**Problem to solve**
The entries follow. Copy every line in which "fastygo" appears.

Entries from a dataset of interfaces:
★ ★ ★ ★ ★

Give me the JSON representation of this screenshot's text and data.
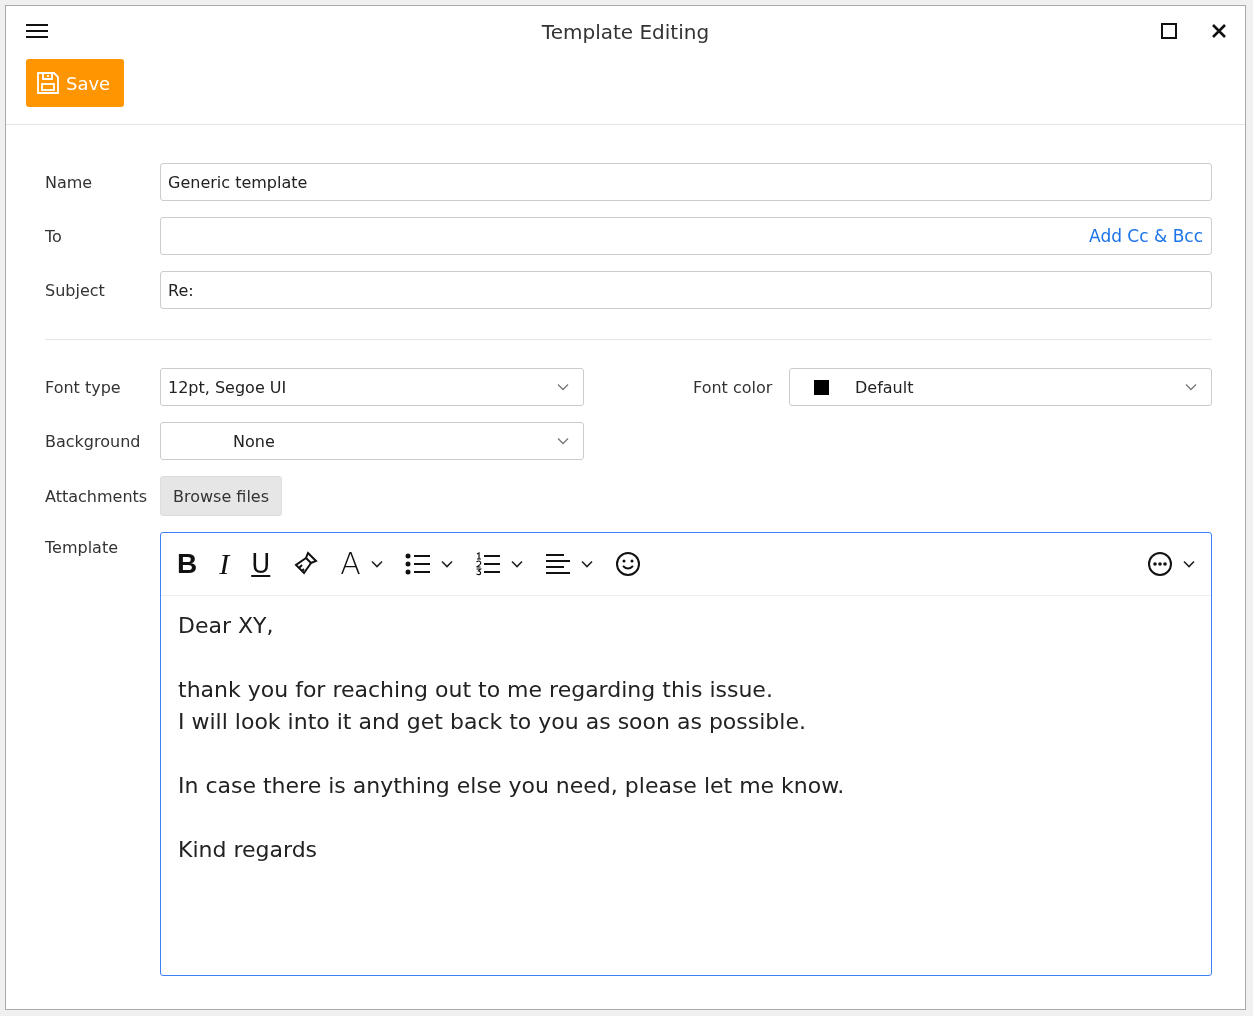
{
  "window": {
    "title": "Template Editing"
  },
  "toolbar": {
    "save_label": "Save"
  },
  "fields": [
    {
      "label": "Name",
      "value": "Generic template"
    },
    {
      "label": "To",
      "link": "Add Cc & Bcc"
    },
    {
      "label": "Subject",
      "value": "Re:"
    }
  ],
  "font_type": {
    "label": "Font type",
    "value": "12pt, Segoe UI"
  },
  "font_color": {
    "label": "Font color",
    "value": "Default"
  },
  "background": {
    "label": "Background",
    "value": "None"
  },
  "attachments": {
    "label": "Attachments",
    "button": "Browse files"
  },
  "template": {
    "label": "Template",
    "tools": [
      {
        "kind": "bold",
        "glyph": "B",
        "dropdown": false
      },
      {
        "kind": "italic",
        "glyph": "I",
        "dropdown": false
      },
      {
        "kind": "underline",
        "glyph": "U",
        "dropdown": false
      },
      {
        "kind": "brush",
        "dropdown": false
      },
      {
        "kind": "font",
        "glyph": "A",
        "dropdown": true
      },
      {
        "kind": "bullets",
        "dropdown": true
      },
      {
        "kind": "numbering",
        "dropdown": true
      },
      {
        "kind": "align",
        "dropdown": true
      },
      {
        "kind": "emoji",
        "dropdown": false
      },
      {
        "kind": "more",
        "dropdown": true
      }
    ],
    "body": [
      [
        "Dear XY,"
      ],
      [
        "thank you for reaching out to me regarding this issue.",
        "I will look into it and get back to you as soon as possible."
      ],
      [
        "In case there is anything else you need, please let me know."
      ],
      [
        "Kind regards"
      ]
    ]
  }
}
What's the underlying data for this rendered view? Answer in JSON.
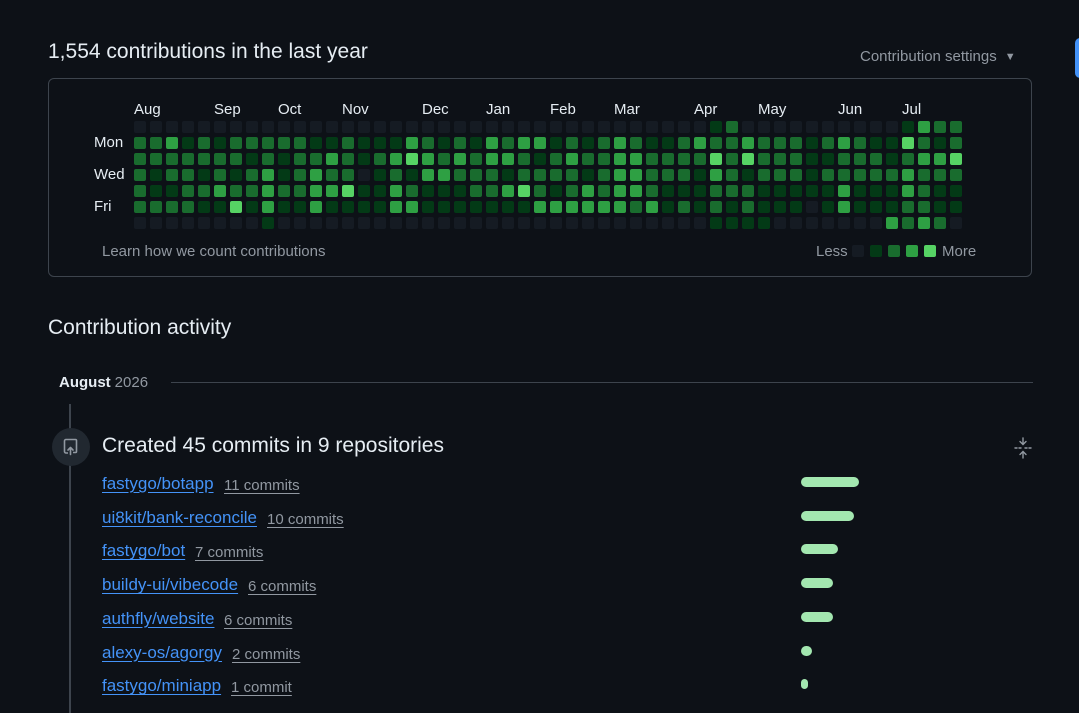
{
  "header": {
    "title": "1,554 contributions in the last year",
    "settings_label": "Contribution settings"
  },
  "graph": {
    "months": [
      {
        "label": "Aug",
        "col": 0
      },
      {
        "label": "Sep",
        "col": 5
      },
      {
        "label": "Oct",
        "col": 9
      },
      {
        "label": "Nov",
        "col": 13
      },
      {
        "label": "Dec",
        "col": 18
      },
      {
        "label": "Jan",
        "col": 22
      },
      {
        "label": "Feb",
        "col": 26
      },
      {
        "label": "Mar",
        "col": 30
      },
      {
        "label": "Apr",
        "col": 35
      },
      {
        "label": "May",
        "col": 39
      },
      {
        "label": "Jun",
        "col": 44
      },
      {
        "label": "Jul",
        "col": 48
      }
    ],
    "days": [
      "Mon",
      "Wed",
      "Fri"
    ],
    "levels_colors": [
      "#151b23",
      "#033a16",
      "#196c2e",
      "#2ea043",
      "#56d364"
    ],
    "weeks": [
      [
        0,
        2,
        2,
        2,
        2,
        2,
        0
      ],
      [
        0,
        2,
        2,
        1,
        1,
        2,
        0
      ],
      [
        0,
        3,
        2,
        2,
        1,
        2,
        0
      ],
      [
        0,
        1,
        2,
        2,
        2,
        2,
        0
      ],
      [
        0,
        2,
        2,
        1,
        2,
        1,
        0
      ],
      [
        0,
        1,
        2,
        2,
        3,
        1,
        0
      ],
      [
        0,
        2,
        2,
        1,
        2,
        4,
        0
      ],
      [
        0,
        2,
        1,
        2,
        2,
        1,
        0
      ],
      [
        0,
        2,
        2,
        3,
        3,
        3,
        1
      ],
      [
        0,
        2,
        1,
        1,
        2,
        1,
        0
      ],
      [
        0,
        2,
        2,
        2,
        2,
        1,
        0
      ],
      [
        0,
        1,
        2,
        3,
        3,
        3,
        0
      ],
      [
        0,
        1,
        3,
        2,
        3,
        1,
        0
      ],
      [
        0,
        2,
        2,
        2,
        4,
        1,
        0
      ],
      [
        0,
        1,
        1,
        0,
        1,
        1,
        0
      ],
      [
        0,
        1,
        2,
        1,
        1,
        1,
        0
      ],
      [
        0,
        1,
        3,
        2,
        3,
        3,
        0
      ],
      [
        0,
        3,
        4,
        1,
        2,
        3,
        0
      ],
      [
        0,
        2,
        3,
        3,
        1,
        1,
        0
      ],
      [
        0,
        1,
        2,
        3,
        1,
        1,
        0
      ],
      [
        0,
        2,
        3,
        2,
        1,
        1,
        0
      ],
      [
        0,
        1,
        2,
        2,
        2,
        1,
        0
      ],
      [
        0,
        3,
        3,
        2,
        2,
        1,
        0
      ],
      [
        0,
        2,
        3,
        1,
        3,
        1,
        0
      ],
      [
        0,
        3,
        2,
        2,
        4,
        1,
        0
      ],
      [
        0,
        3,
        1,
        2,
        2,
        3,
        0
      ],
      [
        0,
        1,
        2,
        2,
        1,
        3,
        0
      ],
      [
        0,
        2,
        3,
        2,
        2,
        3,
        0
      ],
      [
        0,
        1,
        2,
        1,
        3,
        3,
        0
      ],
      [
        0,
        2,
        2,
        2,
        2,
        3,
        0
      ],
      [
        0,
        3,
        3,
        3,
        3,
        3,
        0
      ],
      [
        0,
        2,
        3,
        3,
        3,
        2,
        0
      ],
      [
        0,
        1,
        2,
        2,
        2,
        3,
        0
      ],
      [
        0,
        1,
        2,
        2,
        1,
        1,
        0
      ],
      [
        0,
        2,
        2,
        2,
        1,
        2,
        0
      ],
      [
        0,
        3,
        2,
        1,
        1,
        1,
        0
      ],
      [
        1,
        2,
        4,
        3,
        2,
        2,
        1
      ],
      [
        2,
        2,
        2,
        2,
        2,
        1,
        1
      ],
      [
        0,
        3,
        4,
        1,
        2,
        2,
        1
      ],
      [
        0,
        2,
        2,
        2,
        1,
        1,
        1
      ],
      [
        0,
        2,
        2,
        2,
        1,
        1,
        0
      ],
      [
        0,
        2,
        2,
        2,
        1,
        1,
        0
      ],
      [
        0,
        1,
        1,
        1,
        1,
        0,
        0
      ],
      [
        0,
        2,
        1,
        2,
        1,
        1,
        0
      ],
      [
        0,
        3,
        2,
        2,
        3,
        3,
        0
      ],
      [
        0,
        2,
        2,
        2,
        1,
        1,
        0
      ],
      [
        0,
        1,
        2,
        2,
        1,
        1,
        0
      ],
      [
        0,
        1,
        1,
        2,
        1,
        1,
        3
      ],
      [
        1,
        4,
        2,
        3,
        3,
        2,
        2
      ],
      [
        3,
        2,
        3,
        2,
        2,
        2,
        3
      ],
      [
        2,
        1,
        3,
        2,
        1,
        1,
        2
      ],
      [
        2,
        2,
        4,
        2,
        1,
        1,
        0
      ]
    ],
    "learn_link": "Learn how we count contributions",
    "legend_less": "Less",
    "legend_more": "More"
  },
  "activity": {
    "title": "Contribution activity",
    "month": "August",
    "year": "2026",
    "created_title": "Created 45 commits in 9 repositories",
    "repos": [
      {
        "name": "fastygo/botapp",
        "count": "11 commits",
        "commits": 11
      },
      {
        "name": "ui8kit/bank-reconcile",
        "count": "10 commits",
        "commits": 10
      },
      {
        "name": "fastygo/bot",
        "count": "7 commits",
        "commits": 7
      },
      {
        "name": "buildy-ui/vibecode",
        "count": "6 commits",
        "commits": 6
      },
      {
        "name": "authfly/website",
        "count": "6 commits",
        "commits": 6
      },
      {
        "name": "alexy-os/agorgy",
        "count": "2 commits",
        "commits": 2
      },
      {
        "name": "fastygo/miniapp",
        "count": "1 commit",
        "commits": 1
      }
    ],
    "bar_color": "#a3e7b0"
  }
}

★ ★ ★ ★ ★

**Task response**
        "name": "fastygo/botapp",
        "name": "fastygo/bot",
        "name": "fastygo/miniapp",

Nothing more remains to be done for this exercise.